• [Aim of the exercise]: Word for word, output every line of the material below, minus pictures.

• [Listed entries]:
---
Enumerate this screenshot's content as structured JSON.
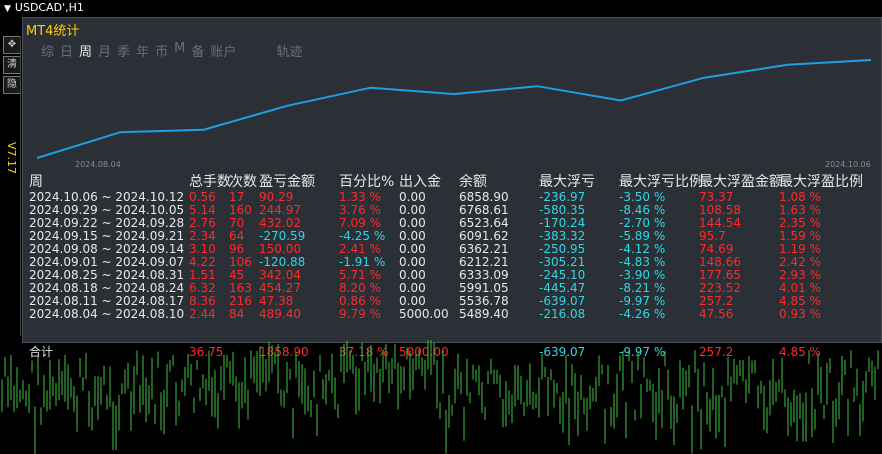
{
  "window": {
    "symbol_title": "USDCAD',H1"
  },
  "panel": {
    "title": "MT4统计"
  },
  "tabs": [
    {
      "label": "综",
      "active": false
    },
    {
      "label": "日",
      "active": false
    },
    {
      "label": "周",
      "active": true
    },
    {
      "label": "月",
      "active": false
    },
    {
      "label": "季",
      "active": false
    },
    {
      "label": "年",
      "active": false
    },
    {
      "label": "币",
      "active": false
    },
    {
      "label": "M",
      "active": false
    },
    {
      "label": "备",
      "active": false
    },
    {
      "label": "账户",
      "active": false
    },
    {
      "label": "轨迹",
      "active": false
    }
  ],
  "chart": {
    "x_start_label": "2024.08.04",
    "x_end_label": "2024.10.06",
    "line_color": "#1e9ee6",
    "balance_series": [
      5000.0,
      5489.4,
      5536.78,
      5991.05,
      6333.09,
      6212.21,
      6362.21,
      6091.62,
      6523.64,
      6768.61,
      6858.9
    ]
  },
  "table": {
    "headers": [
      "周",
      "总手数",
      "次数",
      "盈亏金额",
      "百分比%",
      "出入金",
      "余额",
      "最大浮亏",
      "最大浮亏比例",
      "最大浮盈金额",
      "最大浮盈比例"
    ],
    "rows": [
      [
        "2024.10.06 ~ 2024.10.12",
        "0.56",
        "17",
        "90.29",
        "1.33 %",
        "0.00",
        "6858.90",
        "-236.97",
        "-3.50 %",
        "73.37",
        "1.08 %"
      ],
      [
        "2024.09.29 ~ 2024.10.05",
        "5.14",
        "160",
        "244.97",
        "3.76 %",
        "0.00",
        "6768.61",
        "-580.35",
        "-8.46 %",
        "108.58",
        "1.63 %"
      ],
      [
        "2024.09.22 ~ 2024.09.28",
        "2.76",
        "70",
        "432.02",
        "7.09 %",
        "0.00",
        "6523.64",
        "-170.24",
        "-2.70 %",
        "144.54",
        "2.35 %"
      ],
      [
        "2024.09.15 ~ 2024.09.21",
        "2.34",
        "64",
        "-270.59",
        "-4.25 %",
        "0.00",
        "6091.62",
        "-383.32",
        "-5.89 %",
        "95.7",
        "1.59 %"
      ],
      [
        "2024.09.08 ~ 2024.09.14",
        "3.10",
        "96",
        "150.00",
        "2.41 %",
        "0.00",
        "6362.21",
        "-250.95",
        "-4.12 %",
        "74.69",
        "1.19 %"
      ],
      [
        "2024.09.01 ~ 2024.09.07",
        "4.22",
        "106",
        "-120.88",
        "-1.91 %",
        "0.00",
        "6212.21",
        "-305.21",
        "-4.83 %",
        "148.66",
        "2.42 %"
      ],
      [
        "2024.08.25 ~ 2024.08.31",
        "1.51",
        "45",
        "342.04",
        "5.71 %",
        "0.00",
        "6333.09",
        "-245.10",
        "-3.90 %",
        "177.65",
        "2.93 %"
      ],
      [
        "2024.08.18 ~ 2024.08.24",
        "6.32",
        "163",
        "454.27",
        "8.20 %",
        "0.00",
        "5991.05",
        "-445.47",
        "-8.21 %",
        "223.52",
        "4.01 %"
      ],
      [
        "2024.08.11 ~ 2024.08.17",
        "8.36",
        "216",
        "47.38",
        "0.86 %",
        "0.00",
        "5536.78",
        "-639.07",
        "-9.97 %",
        "257.2",
        "4.85 %"
      ],
      [
        "2024.08.04 ~ 2024.08.10",
        "2.44",
        "84",
        "489.40",
        "9.79 %",
        "5000.00",
        "5489.40",
        "-216.08",
        "-4.26 %",
        "47.56",
        "0.93 %"
      ]
    ],
    "total": [
      "合计",
      "36.75",
      "",
      "1858.90",
      "37.18 %",
      "5000.00",
      "",
      "-639.07",
      "-9.97 %",
      "257.2",
      "4.85 %"
    ]
  },
  "side_label": "V7.17",
  "colors": {
    "positive": "#ff2a2a",
    "negative": "#2ed7e6",
    "title": "#ffcc00",
    "candle": "#3fbf3f"
  }
}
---
• [Answer for the task]:
Enumerate this screenshot's content as structured JSON.
{
  "window": {
    "symbol_title": "USDCAD',H1"
  },
  "panel": {
    "title": "MT4统计"
  },
  "tabs": [
    {
      "label": "综",
      "active": false
    },
    {
      "label": "日",
      "active": false
    },
    {
      "label": "周",
      "active": true
    },
    {
      "label": "月",
      "active": false
    },
    {
      "label": "季",
      "active": false
    },
    {
      "label": "年",
      "active": false
    },
    {
      "label": "币",
      "active": false
    },
    {
      "label": "M",
      "active": false
    },
    {
      "label": "备",
      "active": false
    },
    {
      "label": "账户",
      "active": false
    },
    {
      "label": "轨迹",
      "active": false
    }
  ],
  "chart": {
    "x_start_label": "2024.08.04",
    "x_end_label": "2024.10.06",
    "line_color": "#1e9ee6",
    "balance_series": [
      5000.0,
      5489.4,
      5536.78,
      5991.05,
      6333.09,
      6212.21,
      6362.21,
      6091.62,
      6523.64,
      6768.61,
      6858.9
    ]
  },
  "table": {
    "headers": [
      "周",
      "总手数",
      "次数",
      "盈亏金额",
      "百分比%",
      "出入金",
      "余额",
      "最大浮亏",
      "最大浮亏比例",
      "最大浮盈金额",
      "最大浮盈比例"
    ],
    "rows": [
      [
        "2024.10.06 ~ 2024.10.12",
        "0.56",
        "17",
        "90.29",
        "1.33 %",
        "0.00",
        "6858.90",
        "-236.97",
        "-3.50 %",
        "73.37",
        "1.08 %"
      ],
      [
        "2024.09.29 ~ 2024.10.05",
        "5.14",
        "160",
        "244.97",
        "3.76 %",
        "0.00",
        "6768.61",
        "-580.35",
        "-8.46 %",
        "108.58",
        "1.63 %"
      ],
      [
        "2024.09.22 ~ 2024.09.28",
        "2.76",
        "70",
        "432.02",
        "7.09 %",
        "0.00",
        "6523.64",
        "-170.24",
        "-2.70 %",
        "144.54",
        "2.35 %"
      ],
      [
        "2024.09.15 ~ 2024.09.21",
        "2.34",
        "64",
        "-270.59",
        "-4.25 %",
        "0.00",
        "6091.62",
        "-383.32",
        "-5.89 %",
        "95.7",
        "1.59 %"
      ],
      [
        "2024.09.08 ~ 2024.09.14",
        "3.10",
        "96",
        "150.00",
        "2.41 %",
        "0.00",
        "6362.21",
        "-250.95",
        "-4.12 %",
        "74.69",
        "1.19 %"
      ],
      [
        "2024.09.01 ~ 2024.09.07",
        "4.22",
        "106",
        "-120.88",
        "-1.91 %",
        "0.00",
        "6212.21",
        "-305.21",
        "-4.83 %",
        "148.66",
        "2.42 %"
      ],
      [
        "2024.08.25 ~ 2024.08.31",
        "1.51",
        "45",
        "342.04",
        "5.71 %",
        "0.00",
        "6333.09",
        "-245.10",
        "-3.90 %",
        "177.65",
        "2.93 %"
      ],
      [
        "2024.08.18 ~ 2024.08.24",
        "6.32",
        "163",
        "454.27",
        "8.20 %",
        "0.00",
        "5991.05",
        "-445.47",
        "-8.21 %",
        "223.52",
        "4.01 %"
      ],
      [
        "2024.08.11 ~ 2024.08.17",
        "8.36",
        "216",
        "47.38",
        "0.86 %",
        "0.00",
        "5536.78",
        "-639.07",
        "-9.97 %",
        "257.2",
        "4.85 %"
      ],
      [
        "2024.08.04 ~ 2024.08.10",
        "2.44",
        "84",
        "489.40",
        "9.79 %",
        "5000.00",
        "5489.40",
        "-216.08",
        "-4.26 %",
        "47.56",
        "0.93 %"
      ]
    ],
    "total": [
      "合计",
      "36.75",
      "",
      "1858.90",
      "37.18 %",
      "5000.00",
      "",
      "-639.07",
      "-9.97 %",
      "257.2",
      "4.85 %"
    ]
  },
  "side_label": "V7.17",
  "colors": {
    "positive": "#ff2a2a",
    "negative": "#2ed7e6",
    "title": "#ffcc00",
    "candle": "#3fbf3f"
  }
}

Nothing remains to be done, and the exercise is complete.